**Activity:** Within the data beneath, some lines may hold the word "Epstein". Give the number of those lines and nothing else.

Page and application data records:
[Start of Attachment]
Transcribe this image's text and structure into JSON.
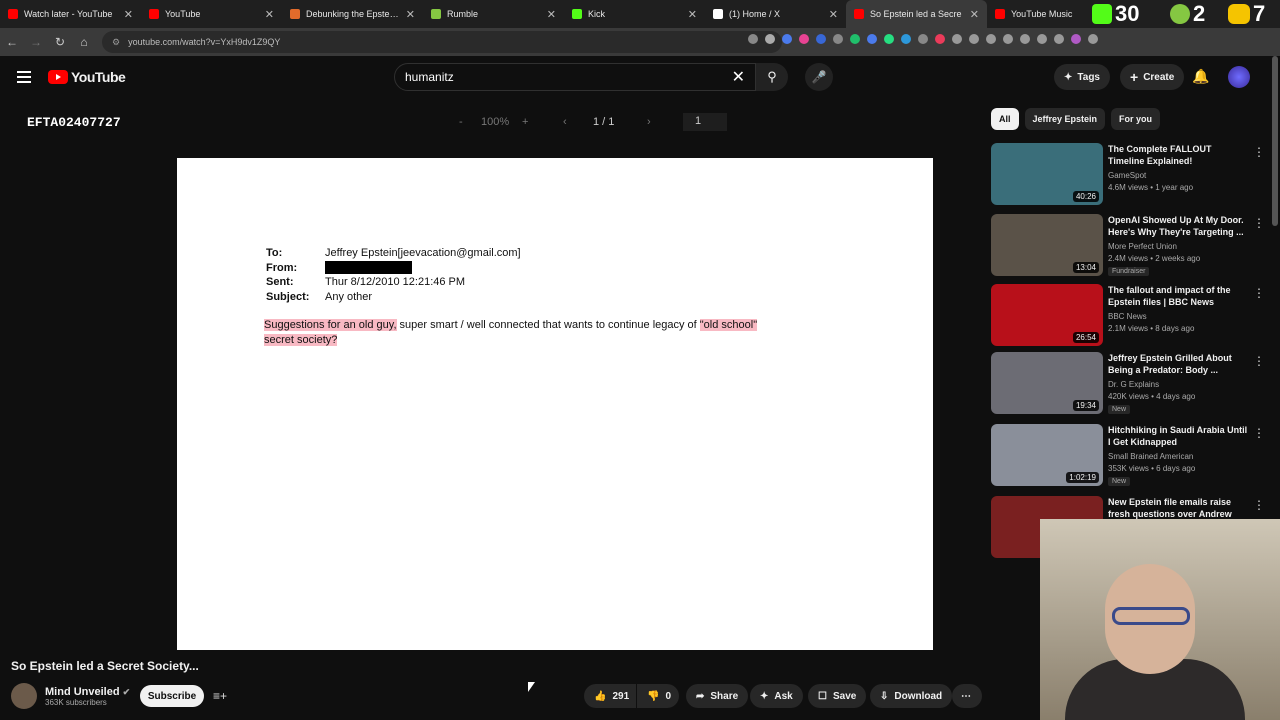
{
  "browser": {
    "tabs": [
      {
        "title": "Watch later - YouTube",
        "color": "#ff0000"
      },
      {
        "title": "YouTube",
        "color": "#ff0000"
      },
      {
        "title": "Debunking the Epstein My",
        "color": "#e26b2b"
      },
      {
        "title": "Rumble",
        "color": "#85c742"
      },
      {
        "title": "Kick",
        "color": "#53fc18"
      },
      {
        "title": "(1) Home / X",
        "color": "#ffffff"
      },
      {
        "title": "So Epstein led a Secre",
        "color": "#ff0000"
      },
      {
        "title": "YouTube Music",
        "color": "#ff0000"
      }
    ],
    "ext_counters": {
      "kick": "30",
      "rumble": "2",
      "other": "7"
    },
    "url": "youtube.com/watch?v=YxH9dv1Z9QY"
  },
  "header": {
    "logo": "YouTube",
    "search_value": "humanitz",
    "tags_label": "Tags",
    "create_label": "Create"
  },
  "pdf": {
    "doc_title": "EFTA02407727",
    "zoom_minus": "-",
    "zoom": "100%",
    "zoom_plus": "+",
    "page_indicator": "1 / 1",
    "page_input": "1",
    "email": {
      "to_label": "To:",
      "to_value": "Jeffrey Epstein[jeevacation@gmail.com]",
      "from_label": "From:",
      "sent_label": "Sent:",
      "sent_value": "Thur 8/12/2010 12:21:46 PM",
      "subject_label": "Subject:",
      "subject_value": "Any other",
      "body_hl1": "Suggestions for an old guy,",
      "body_mid": " super smart / well connected that wants to continue legacy of ",
      "body_hl2": "\"old school\"",
      "body_hl3": "secret society?"
    }
  },
  "video": {
    "title": "So Epstein led a Secret Society...",
    "channel": "Mind Unveiled",
    "subscribers": "363K subscribers",
    "subscribe_label": "Subscribe",
    "likes": "291",
    "dislikes": "0",
    "share_label": "Share",
    "ask_label": "Ask",
    "save_label": "Save",
    "download_label": "Download"
  },
  "sidebar": {
    "chips": [
      "All",
      "Jeffrey Epstein",
      "For you"
    ],
    "recs": [
      {
        "title": "The Complete FALLOUT Timeline Explained!",
        "channel": "GameSpot",
        "meta": "4.6M views • 1 year ago",
        "duration": "40:26",
        "badge": "",
        "thumb": "#3a6e7a"
      },
      {
        "title": "OpenAI Showed Up At My Door. Here's Why They're Targeting ...",
        "channel": "More Perfect Union",
        "meta": "2.4M views • 2 weeks ago",
        "duration": "13:04",
        "badge": "Fundraiser",
        "thumb": "#5a5248"
      },
      {
        "title": "The fallout and impact of the Epstein files | BBC News",
        "channel": "BBC News",
        "meta": "2.1M views • 8 days ago",
        "duration": "26:54",
        "badge": "",
        "thumb": "#b8101a"
      },
      {
        "title": "Jeffrey Epstein Grilled About Being a Predator: Body ...",
        "channel": "Dr. G Explains",
        "meta": "420K views • 4 days ago",
        "duration": "19:34",
        "badge": "New",
        "thumb": "#6c6c74"
      },
      {
        "title": "Hitchhiking in Saudi Arabia Until I Get Kidnapped",
        "channel": "Small Brained American",
        "meta": "353K views • 6 days ago",
        "duration": "1:02:19",
        "badge": "New",
        "thumb": "#8a8f9a"
      },
      {
        "title": "New Epstein file emails raise fresh questions over Andrew",
        "channel": "",
        "meta": "",
        "duration": "",
        "badge": "",
        "thumb": "#7a2020"
      }
    ]
  }
}
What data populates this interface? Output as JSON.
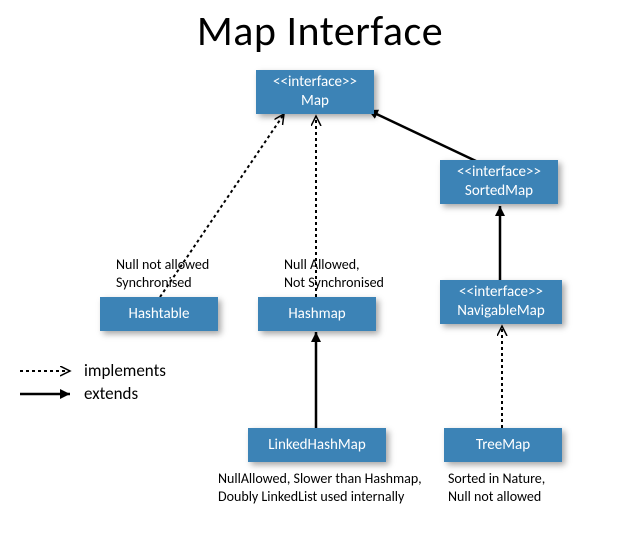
{
  "title": "Map Interface",
  "boxes": {
    "map": {
      "stereotype": "<<interface>>",
      "name": "Map"
    },
    "sortedMap": {
      "stereotype": "<<interface>>",
      "name": "SortedMap"
    },
    "navigableMap": {
      "stereotype": "<<interface>>",
      "name": "NavigableMap"
    },
    "hashtable": {
      "name": "Hashtable"
    },
    "hashmap": {
      "name": "Hashmap"
    },
    "linkedHashMap": {
      "name": "LinkedHashMap"
    },
    "treeMap": {
      "name": "TreeMap"
    }
  },
  "annotations": {
    "hashtable": "Null not allowed\nSynchronised",
    "hashmap": "Null Allowed,\nNot Synchronised",
    "linkedHashMap": "NullAllowed, Slower than Hashmap,\nDoubly LinkedList used internally",
    "treeMap": "Sorted in Nature,\nNull not allowed"
  },
  "legend": {
    "implements": "implements",
    "extends": "extends"
  },
  "relations": [
    {
      "from": "Hashtable",
      "to": "Map",
      "kind": "implements"
    },
    {
      "from": "Hashmap",
      "to": "Map",
      "kind": "implements"
    },
    {
      "from": "SortedMap",
      "to": "Map",
      "kind": "extends"
    },
    {
      "from": "NavigableMap",
      "to": "SortedMap",
      "kind": "extends"
    },
    {
      "from": "TreeMap",
      "to": "NavigableMap",
      "kind": "implements"
    },
    {
      "from": "LinkedHashMap",
      "to": "Hashmap",
      "kind": "extends"
    }
  ]
}
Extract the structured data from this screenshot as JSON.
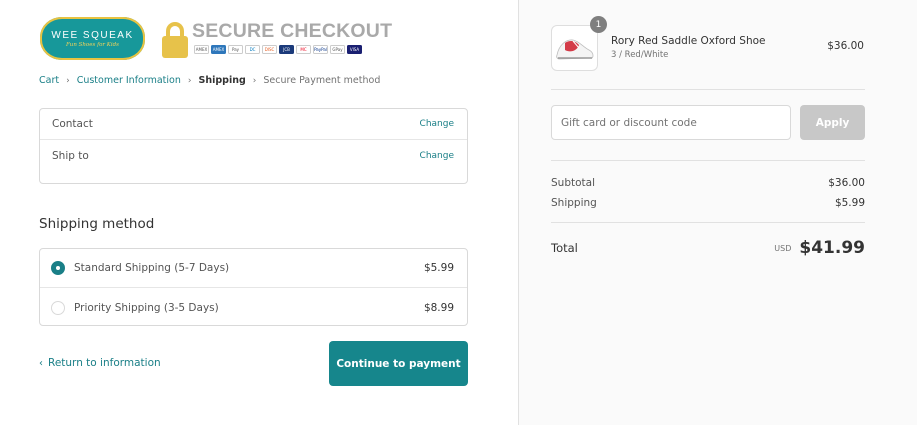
{
  "header": {
    "brand_name": "WEE SQUEAK",
    "brand_tagline": "Fun Shoes for Kids",
    "secure_title": "SECURE CHECKOUT",
    "payment_cards": [
      "AMEX",
      "AMEX",
      "Pay",
      "DC",
      "DISC",
      "JCB",
      "MC",
      "PayPal",
      "GPay",
      "VISA"
    ]
  },
  "breadcrumb": {
    "items": [
      {
        "label": "Cart",
        "state": "link"
      },
      {
        "label": "Customer Information",
        "state": "link"
      },
      {
        "label": "Shipping",
        "state": "current"
      },
      {
        "label": "Secure Payment method",
        "state": "upcoming"
      }
    ],
    "separator": "›"
  },
  "review": {
    "contact_label": "Contact",
    "contact_change": "Change",
    "shipto_label": "Ship to",
    "shipto_change": "Change"
  },
  "shipping": {
    "title": "Shipping method",
    "options": [
      {
        "label": "Standard Shipping (5-7 Days)",
        "price": "$5.99",
        "selected": true
      },
      {
        "label": "Priority Shipping (3-5 Days)",
        "price": "$8.99",
        "selected": false
      }
    ]
  },
  "actions": {
    "return_label": "Return to information",
    "continue_label": "Continue to payment"
  },
  "summary": {
    "product": {
      "name": "Rory Red Saddle Oxford Shoe",
      "variant": "3 / Red/White",
      "price": "$36.00",
      "quantity": "1"
    },
    "discount_placeholder": "Gift card or discount code",
    "apply_label": "Apply",
    "subtotal_label": "Subtotal",
    "subtotal_value": "$36.00",
    "shipping_label": "Shipping",
    "shipping_value": "$5.99",
    "total_label": "Total",
    "currency": "USD",
    "total_value": "$41.99"
  },
  "colors": {
    "accent": "#1a7f87",
    "button": "#16868c",
    "apply_disabled": "#c8c8c8",
    "brand_teal": "#17989a",
    "brand_gold": "#e7c24a"
  }
}
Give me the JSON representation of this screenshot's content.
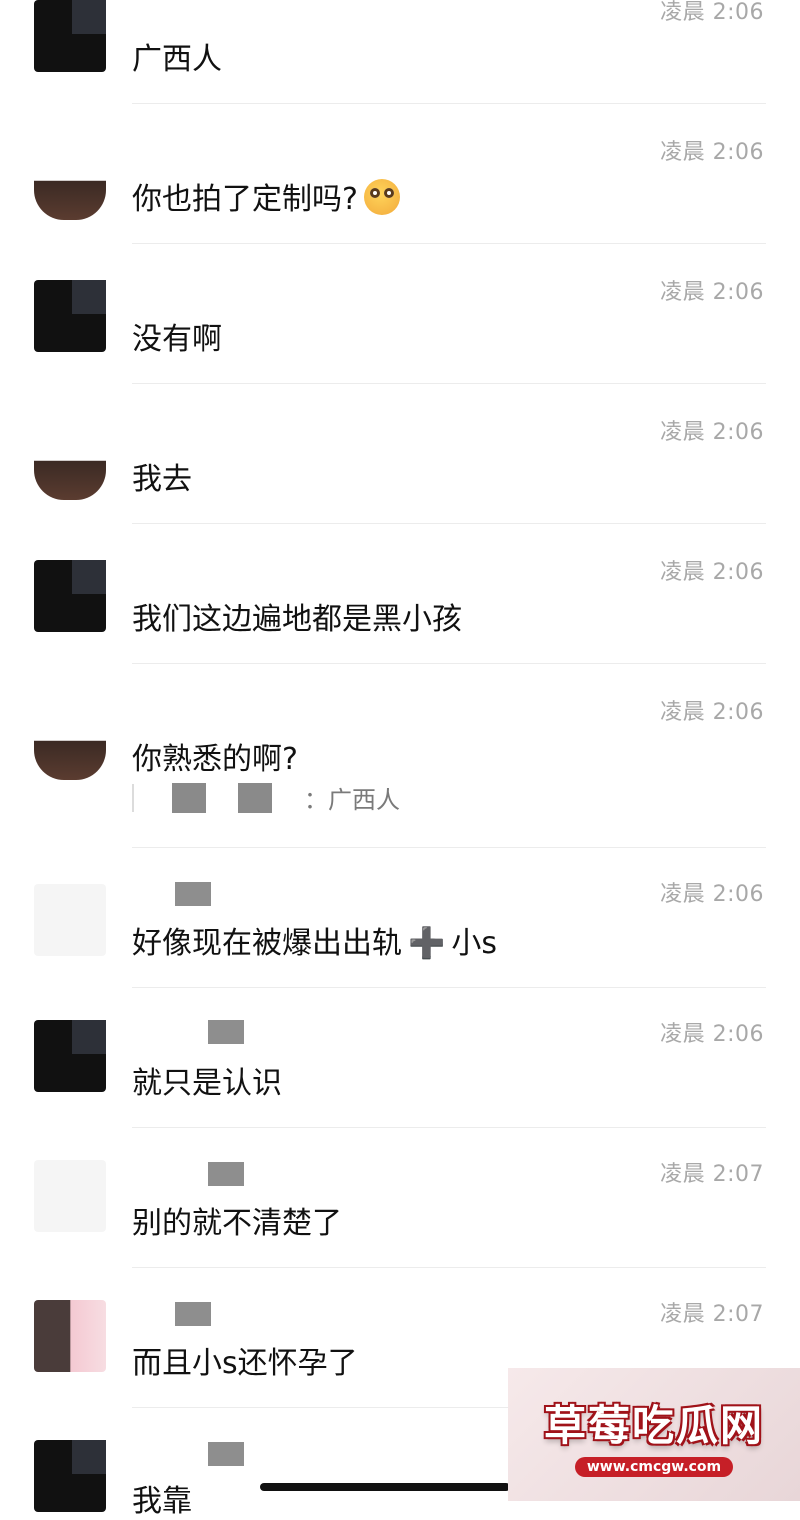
{
  "messages": [
    {
      "time": "凌晨 2:06",
      "text": "广西人",
      "avatar": "dark"
    },
    {
      "time": "凌晨 2:06",
      "text": "你也拍了定制吗?",
      "emoji": "flushed-face-emoji",
      "avatar": "brown"
    },
    {
      "time": "凌晨 2:06",
      "text": "没有啊",
      "avatar": "dark"
    },
    {
      "time": "凌晨 2:06",
      "text": "我去",
      "avatar": "brown"
    },
    {
      "time": "凌晨 2:06",
      "text": "我们这边遍地都是黑小孩",
      "avatar": "dark"
    },
    {
      "time": "凌晨 2:06",
      "text": "你熟悉的啊?",
      "quote": "：广西人",
      "avatar": "brown"
    },
    {
      "time": "凌晨 2:06",
      "text_a": "好像现在被爆出出轨",
      "plus": "➕",
      "text_b": "小s",
      "avatar": "light"
    },
    {
      "time": "凌晨 2:06",
      "text": "就只是认识",
      "avatar": "dark"
    },
    {
      "time": "凌晨 2:07",
      "text": "别的就不清楚了",
      "avatar": "light"
    },
    {
      "time": "凌晨 2:07",
      "text": "而且小s还怀孕了",
      "avatar": "pink"
    },
    {
      "text": "我靠",
      "avatar": "dark"
    }
  ],
  "watermark": {
    "title": "草莓吃瓜网",
    "url": "www.cmcgw.com"
  },
  "colors": {
    "time": "#a8a8a8",
    "divider": "#ececec",
    "watermark_red": "#c61f27"
  }
}
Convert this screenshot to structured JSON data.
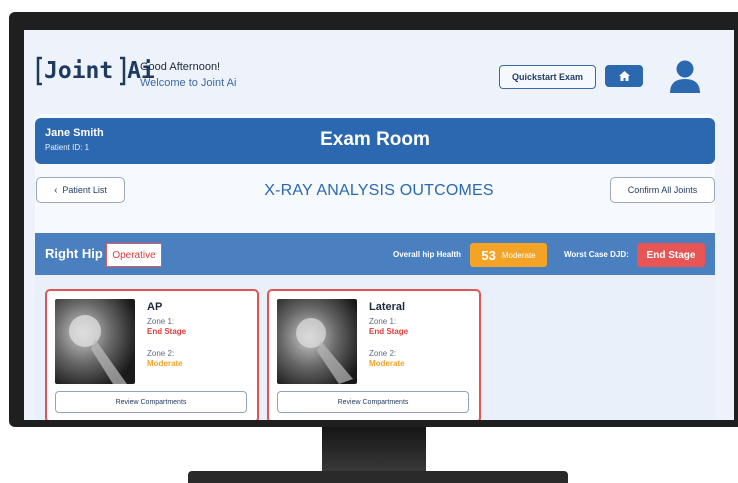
{
  "header": {
    "logo_text": "Joint Ai",
    "greeting": "Good Afternoon!",
    "welcome": "Welcome to Joint Ai",
    "quickstart_label": "Quickstart Exam"
  },
  "exam_bar": {
    "patient_name": "Jane Smith",
    "patient_id": "Patient ID: 1",
    "title": "Exam Room"
  },
  "toolbar": {
    "patient_list_label": "Patient List",
    "page_title": "X-RAY ANALYSIS OUTCOMES",
    "confirm_label": "Confirm All Joints"
  },
  "joint": {
    "name": "Right Hip",
    "status": "Operative",
    "overall_label": "Overall hip Health",
    "overall_score": "53",
    "overall_grade": "Moderate",
    "worst_label": "Worst Case DJD:",
    "worst_value": "End Stage"
  },
  "views": [
    {
      "name": "AP",
      "zone1_label": "Zone 1:",
      "zone1_value": "End Stage",
      "zone2_label": "Zone 2:",
      "zone2_value": "Moderate",
      "review_label": "Review Compartments"
    },
    {
      "name": "Lateral",
      "zone1_label": "Zone 1:",
      "zone1_value": "End Stage",
      "zone2_label": "Zone 2:",
      "zone2_value": "Moderate",
      "review_label": "Review Compartments"
    }
  ],
  "colors": {
    "primary": "#2c68b0",
    "moderate": "#f3a325",
    "end_stage": "#e85555"
  }
}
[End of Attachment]
**Output:** 8